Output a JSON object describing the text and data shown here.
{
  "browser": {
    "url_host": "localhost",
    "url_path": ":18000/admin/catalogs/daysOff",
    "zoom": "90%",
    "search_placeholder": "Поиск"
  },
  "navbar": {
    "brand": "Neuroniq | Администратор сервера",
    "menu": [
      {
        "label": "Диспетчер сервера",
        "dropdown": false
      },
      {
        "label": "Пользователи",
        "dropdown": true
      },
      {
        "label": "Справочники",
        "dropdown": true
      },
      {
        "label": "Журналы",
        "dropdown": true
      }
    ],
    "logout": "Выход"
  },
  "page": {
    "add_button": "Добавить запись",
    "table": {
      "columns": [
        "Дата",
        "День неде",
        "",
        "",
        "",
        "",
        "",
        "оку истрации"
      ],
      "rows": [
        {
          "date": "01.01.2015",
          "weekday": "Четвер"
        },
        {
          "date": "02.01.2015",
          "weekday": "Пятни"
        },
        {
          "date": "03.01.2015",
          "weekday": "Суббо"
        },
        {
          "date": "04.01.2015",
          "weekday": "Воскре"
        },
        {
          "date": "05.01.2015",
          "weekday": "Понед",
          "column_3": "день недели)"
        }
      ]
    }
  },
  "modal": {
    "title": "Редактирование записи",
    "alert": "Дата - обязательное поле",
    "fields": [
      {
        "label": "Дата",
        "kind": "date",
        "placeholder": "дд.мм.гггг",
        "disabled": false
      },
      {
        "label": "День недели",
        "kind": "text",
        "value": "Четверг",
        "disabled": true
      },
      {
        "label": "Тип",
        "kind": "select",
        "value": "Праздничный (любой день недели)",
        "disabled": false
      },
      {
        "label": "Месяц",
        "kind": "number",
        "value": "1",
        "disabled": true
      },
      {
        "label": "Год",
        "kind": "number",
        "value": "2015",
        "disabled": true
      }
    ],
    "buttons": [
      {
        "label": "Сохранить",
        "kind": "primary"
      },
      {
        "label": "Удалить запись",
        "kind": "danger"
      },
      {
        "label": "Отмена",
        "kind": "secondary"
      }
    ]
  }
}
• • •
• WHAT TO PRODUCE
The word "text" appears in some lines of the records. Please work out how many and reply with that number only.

• ANSWER BOX
2